INTERNET RESOURCES FOR TEACHERS AND PARENTS OF THE GIFTED -- We have recently located some Internet groups that have interesting and useful discussions of gifted education issues, and information about gifted legislation and differentiated curriculum. Among these resources are the k12.ed.tag and Newsgroups, and the and Listservers. Some of the recent discussions have centered on acceleration, special programs for the gifted, their emotional needs, and parent concerns. We would be happy to place brief messages from our readers on the Internet or you can send us e-mail at Happy Interneting!



Glory is like a circle in the water/ Which never ceaseth to enlarge itself/ Till by broad spreading it disperse to naught. William Shakespeare. Henry VI, Part I, Act I, Scene II.

In 1892 the Nobel Prize winning poet Irish poet, William Butler Yeats, published Irish Fairy and Folktales, a collection of stories from his native land. Yeats claimed he just edited this lode of Ireland's folk imagination. Besides the splendor and richness of these tales, there is evidence of his sensibility throughout them. Much of the powerful imagery, symbols and themes of Yeats' epochal poetic and dramatic writings are shown throughout this collection. Ireland's folk consciousness was a major muse for his creative productivity.

These tales constantly endeavor to deal emotionally with the tradegies and frustrations of being both Irish and part of the universal human condition. Yeats described the fairies as "fallen angels" who were not good enough to go to Heaven, yet not bad enough for Hell. The essential trait of the fairies is that they were creatures of perpetual whim. The leprechaun, another Irish mythical figure, is a shoemaker and devoté of practical jokes. These tales include witches, giants, demons, devil cats, mermaids, ghosts, and the entire range of psychic imagination. Yeats breaks these mythic creatures into subgroups such as the trooping fairies and solitary fairies. In the first story of this collection (Barnes & Noble edition, 1993), "The Fate of the Children of Lir," we encounter the combined sensibility of Yeats and the Irsih folk tradition. A member of the ancient Druid nobility had four children by a deceased wife. He marries her sister who falls prey to Yeats' splendid phrase, "the dart of jealousy." She takes the children to the lake and turns them into swans. In another wonderful line, the children express their dilemma so eloquently as swans: "Though our bodies may be upon the lake,/ Our minds at least shall fly homewards."

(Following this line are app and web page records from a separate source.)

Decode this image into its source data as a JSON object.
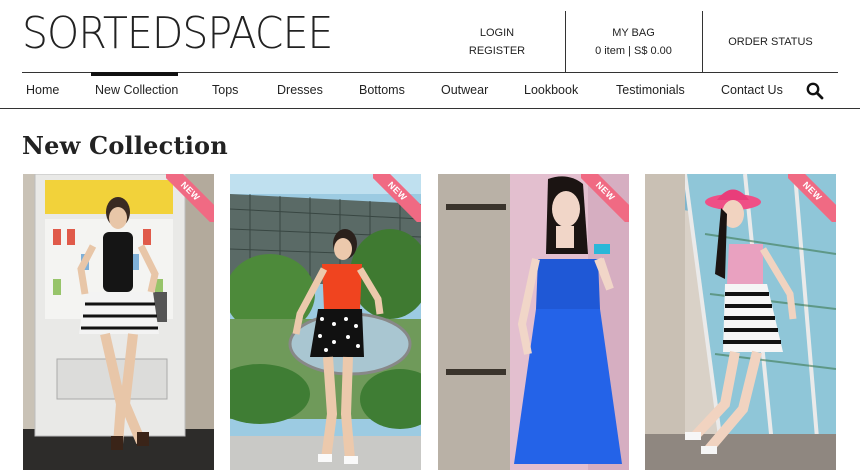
{
  "brand": {
    "logo_text": "SORTEDSPACEE"
  },
  "header": {
    "login_label": "LOGIN",
    "register_label": "REGISTER",
    "bag_label": "MY BAG",
    "bag_info": "0 item | S$ 0.00",
    "order_status_label": "ORDER STATUS"
  },
  "nav": {
    "items": [
      "Home",
      "New Collection",
      "Tops",
      "Dresses",
      "Bottoms",
      "Outwear",
      "Lookbook",
      "Testimonials",
      "Contact Us"
    ],
    "active": "New Collection"
  },
  "page": {
    "title": "New Collection"
  },
  "products": [
    {
      "badge": "NEW"
    },
    {
      "badge": "NEW"
    },
    {
      "badge": "NEW"
    },
    {
      "badge": "NEW"
    }
  ],
  "colors": {
    "badge": "#f06a83",
    "text": "#222222",
    "line": "#333333"
  }
}
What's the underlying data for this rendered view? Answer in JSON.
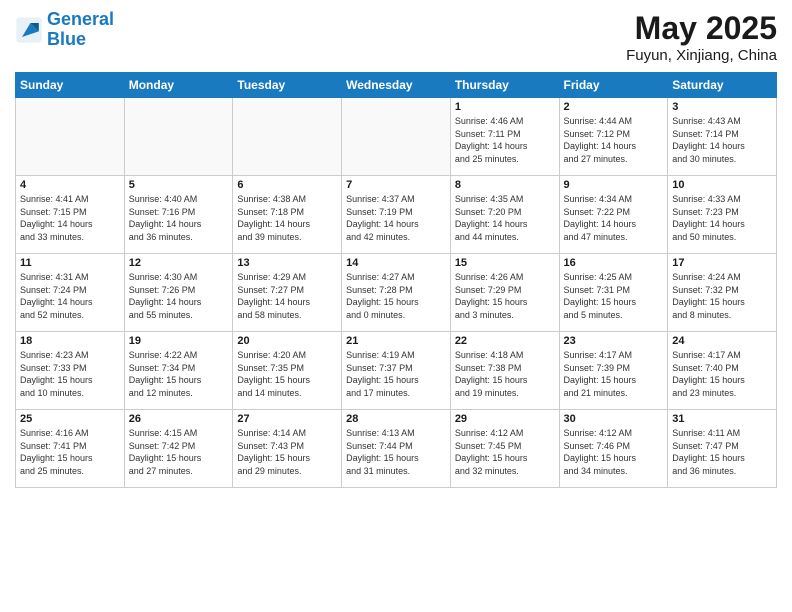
{
  "logo": {
    "line1": "General",
    "line2": "Blue"
  },
  "title": "May 2025",
  "subtitle": "Fuyun, Xinjiang, China",
  "weekdays": [
    "Sunday",
    "Monday",
    "Tuesday",
    "Wednesday",
    "Thursday",
    "Friday",
    "Saturday"
  ],
  "weeks": [
    [
      {
        "day": "",
        "info": ""
      },
      {
        "day": "",
        "info": ""
      },
      {
        "day": "",
        "info": ""
      },
      {
        "day": "",
        "info": ""
      },
      {
        "day": "1",
        "info": "Sunrise: 4:46 AM\nSunset: 7:11 PM\nDaylight: 14 hours\nand 25 minutes."
      },
      {
        "day": "2",
        "info": "Sunrise: 4:44 AM\nSunset: 7:12 PM\nDaylight: 14 hours\nand 27 minutes."
      },
      {
        "day": "3",
        "info": "Sunrise: 4:43 AM\nSunset: 7:14 PM\nDaylight: 14 hours\nand 30 minutes."
      }
    ],
    [
      {
        "day": "4",
        "info": "Sunrise: 4:41 AM\nSunset: 7:15 PM\nDaylight: 14 hours\nand 33 minutes."
      },
      {
        "day": "5",
        "info": "Sunrise: 4:40 AM\nSunset: 7:16 PM\nDaylight: 14 hours\nand 36 minutes."
      },
      {
        "day": "6",
        "info": "Sunrise: 4:38 AM\nSunset: 7:18 PM\nDaylight: 14 hours\nand 39 minutes."
      },
      {
        "day": "7",
        "info": "Sunrise: 4:37 AM\nSunset: 7:19 PM\nDaylight: 14 hours\nand 42 minutes."
      },
      {
        "day": "8",
        "info": "Sunrise: 4:35 AM\nSunset: 7:20 PM\nDaylight: 14 hours\nand 44 minutes."
      },
      {
        "day": "9",
        "info": "Sunrise: 4:34 AM\nSunset: 7:22 PM\nDaylight: 14 hours\nand 47 minutes."
      },
      {
        "day": "10",
        "info": "Sunrise: 4:33 AM\nSunset: 7:23 PM\nDaylight: 14 hours\nand 50 minutes."
      }
    ],
    [
      {
        "day": "11",
        "info": "Sunrise: 4:31 AM\nSunset: 7:24 PM\nDaylight: 14 hours\nand 52 minutes."
      },
      {
        "day": "12",
        "info": "Sunrise: 4:30 AM\nSunset: 7:26 PM\nDaylight: 14 hours\nand 55 minutes."
      },
      {
        "day": "13",
        "info": "Sunrise: 4:29 AM\nSunset: 7:27 PM\nDaylight: 14 hours\nand 58 minutes."
      },
      {
        "day": "14",
        "info": "Sunrise: 4:27 AM\nSunset: 7:28 PM\nDaylight: 15 hours\nand 0 minutes."
      },
      {
        "day": "15",
        "info": "Sunrise: 4:26 AM\nSunset: 7:29 PM\nDaylight: 15 hours\nand 3 minutes."
      },
      {
        "day": "16",
        "info": "Sunrise: 4:25 AM\nSunset: 7:31 PM\nDaylight: 15 hours\nand 5 minutes."
      },
      {
        "day": "17",
        "info": "Sunrise: 4:24 AM\nSunset: 7:32 PM\nDaylight: 15 hours\nand 8 minutes."
      }
    ],
    [
      {
        "day": "18",
        "info": "Sunrise: 4:23 AM\nSunset: 7:33 PM\nDaylight: 15 hours\nand 10 minutes."
      },
      {
        "day": "19",
        "info": "Sunrise: 4:22 AM\nSunset: 7:34 PM\nDaylight: 15 hours\nand 12 minutes."
      },
      {
        "day": "20",
        "info": "Sunrise: 4:20 AM\nSunset: 7:35 PM\nDaylight: 15 hours\nand 14 minutes."
      },
      {
        "day": "21",
        "info": "Sunrise: 4:19 AM\nSunset: 7:37 PM\nDaylight: 15 hours\nand 17 minutes."
      },
      {
        "day": "22",
        "info": "Sunrise: 4:18 AM\nSunset: 7:38 PM\nDaylight: 15 hours\nand 19 minutes."
      },
      {
        "day": "23",
        "info": "Sunrise: 4:17 AM\nSunset: 7:39 PM\nDaylight: 15 hours\nand 21 minutes."
      },
      {
        "day": "24",
        "info": "Sunrise: 4:17 AM\nSunset: 7:40 PM\nDaylight: 15 hours\nand 23 minutes."
      }
    ],
    [
      {
        "day": "25",
        "info": "Sunrise: 4:16 AM\nSunset: 7:41 PM\nDaylight: 15 hours\nand 25 minutes."
      },
      {
        "day": "26",
        "info": "Sunrise: 4:15 AM\nSunset: 7:42 PM\nDaylight: 15 hours\nand 27 minutes."
      },
      {
        "day": "27",
        "info": "Sunrise: 4:14 AM\nSunset: 7:43 PM\nDaylight: 15 hours\nand 29 minutes."
      },
      {
        "day": "28",
        "info": "Sunrise: 4:13 AM\nSunset: 7:44 PM\nDaylight: 15 hours\nand 31 minutes."
      },
      {
        "day": "29",
        "info": "Sunrise: 4:12 AM\nSunset: 7:45 PM\nDaylight: 15 hours\nand 32 minutes."
      },
      {
        "day": "30",
        "info": "Sunrise: 4:12 AM\nSunset: 7:46 PM\nDaylight: 15 hours\nand 34 minutes."
      },
      {
        "day": "31",
        "info": "Sunrise: 4:11 AM\nSunset: 7:47 PM\nDaylight: 15 hours\nand 36 minutes."
      }
    ]
  ]
}
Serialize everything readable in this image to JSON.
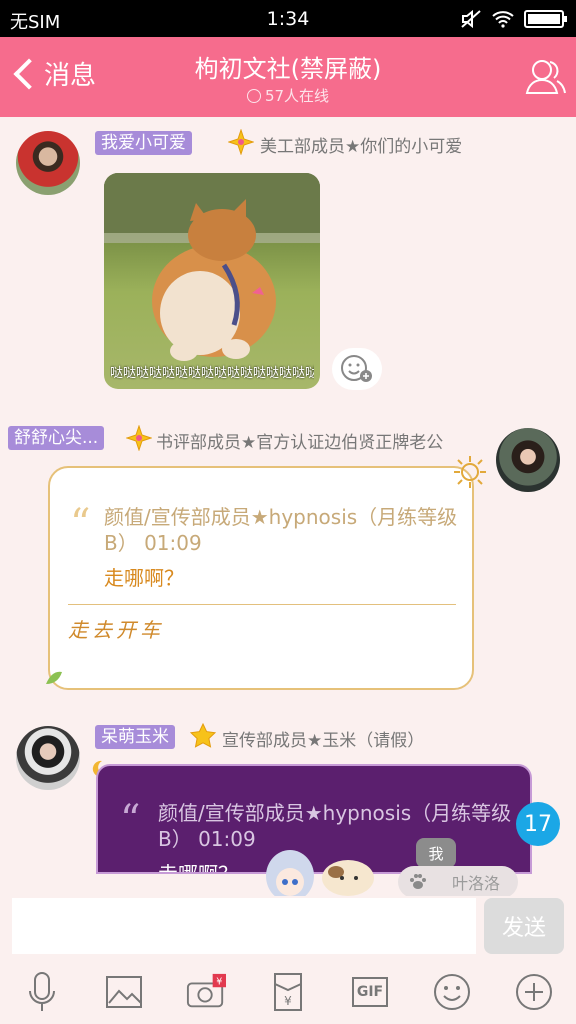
{
  "status_bar": {
    "carrier": "无SIM",
    "time": "1:34"
  },
  "header": {
    "back_label": "消息",
    "title": "枸初文社(禁屏蔽)",
    "online_count": "57人在线"
  },
  "messages": [
    {
      "name": "我爱小可爱",
      "role": "美工部成员★你们的小可爱",
      "image_caption": "哒哒哒哒哒哒哒哒哒哒哒哒哒哒哒哒哒哒哒哒"
    },
    {
      "name": "舒舒心尖...",
      "role": "书评部成员★官方认证边伯贤正牌老公",
      "quote_text": "颜值/宣传部成员★hypnosis（月练等级B） 01:09",
      "quote_reply": "走哪啊？",
      "reply": "走去开车"
    },
    {
      "name": "呆萌玉米",
      "role": "宣传部成员★玉米（请假）",
      "quote_text": "颜值/宣传部成员★hypnosis（月练等级B） 01:09",
      "quote_reply": "走哪啊？"
    }
  ],
  "unread_count": "17",
  "typing": {
    "me_label": "我",
    "user": "叶洛洛"
  },
  "input": {
    "placeholder": "",
    "send_label": "发送"
  },
  "toolbar": {
    "icons": [
      "microphone-icon",
      "image-icon",
      "camera-icon",
      "red-packet-icon",
      "gif-icon",
      "emoji-icon",
      "plus-icon"
    ],
    "gif_label": "GIF",
    "red_packet_symbol": "¥"
  },
  "colors": {
    "header": "#f66c8d",
    "name_tag": "#a78cd9",
    "quote_border": "#e6c179",
    "unread": "#1ba7e6",
    "dark_card": "#5b1f6e"
  }
}
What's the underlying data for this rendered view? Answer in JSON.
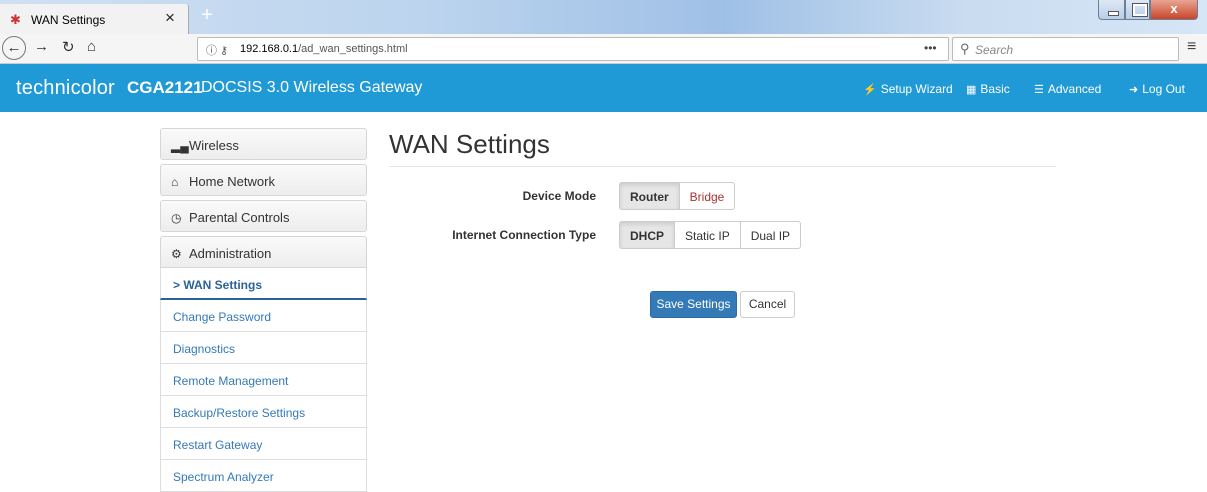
{
  "browser": {
    "tab_title": "WAN Settings",
    "url_host": "192.168.0.1",
    "url_path": "/ad_wan_settings.html",
    "url_dots": "•••",
    "search_placeholder": "Search",
    "close_glyph": "×",
    "newtab_glyph": "+",
    "window_close_glyph": "x"
  },
  "header": {
    "brand": "technicolor",
    "model": "CGA2121",
    "description": "DOCSIS 3.0 Wireless Gateway",
    "nav": {
      "setup_wizard": "Setup Wizard",
      "basic": "Basic",
      "advanced": "Advanced",
      "logout": "Log Out"
    }
  },
  "sidebar": {
    "sections": [
      {
        "label": "Wireless",
        "icon": "signal-icon"
      },
      {
        "label": "Home Network",
        "icon": "home-icon"
      },
      {
        "label": "Parental Controls",
        "icon": "clock-icon"
      },
      {
        "label": "Administration",
        "icon": "gear-icon"
      }
    ],
    "items": [
      {
        "label": "> WAN Settings",
        "active": true
      },
      {
        "label": "Change Password"
      },
      {
        "label": "Diagnostics"
      },
      {
        "label": "Remote Management"
      },
      {
        "label": "Backup/Restore Settings"
      },
      {
        "label": "Restart Gateway"
      },
      {
        "label": "Spectrum Analyzer"
      }
    ]
  },
  "main": {
    "title": "WAN Settings",
    "device_mode": {
      "label": "Device Mode",
      "options": [
        "Router",
        "Bridge"
      ],
      "selected": "Router"
    },
    "connection_type": {
      "label": "Internet Connection Type",
      "options": [
        "DHCP",
        "Static IP",
        "Dual IP"
      ],
      "selected": "DHCP"
    },
    "save_label": "Save Settings",
    "cancel_label": "Cancel"
  },
  "colors": {
    "brand_blue": "#1f9ad6",
    "primary_button": "#337ab7",
    "link": "#337ab7",
    "bridge_text": "#a33333"
  }
}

These types of imagination and writing have always appealed to gifted children's sensibility. They can relate not only to the magic of these tales, but to the underlying attempts of using the folk tradition to deal with human problems. I read this book on St. Patrick's Day and was especially impressed with the unique quality of Yeats' sensibility; he wrote about horror and comedy at the same time. He describes the fairies as having both a sense of humor and a profound melancholy. Recently, I was also reading Gore Vidal's Lincoln (1984) which shows that this dual characteristic was also a part of Lincoln's personality. He liked to tell comic folk stories and had constant battles with depression. Perhaps Lincoln was part leprechaun.

Maurice D. Fisher, Publisher, Copyright © by Gifted Education Press, April-May 1995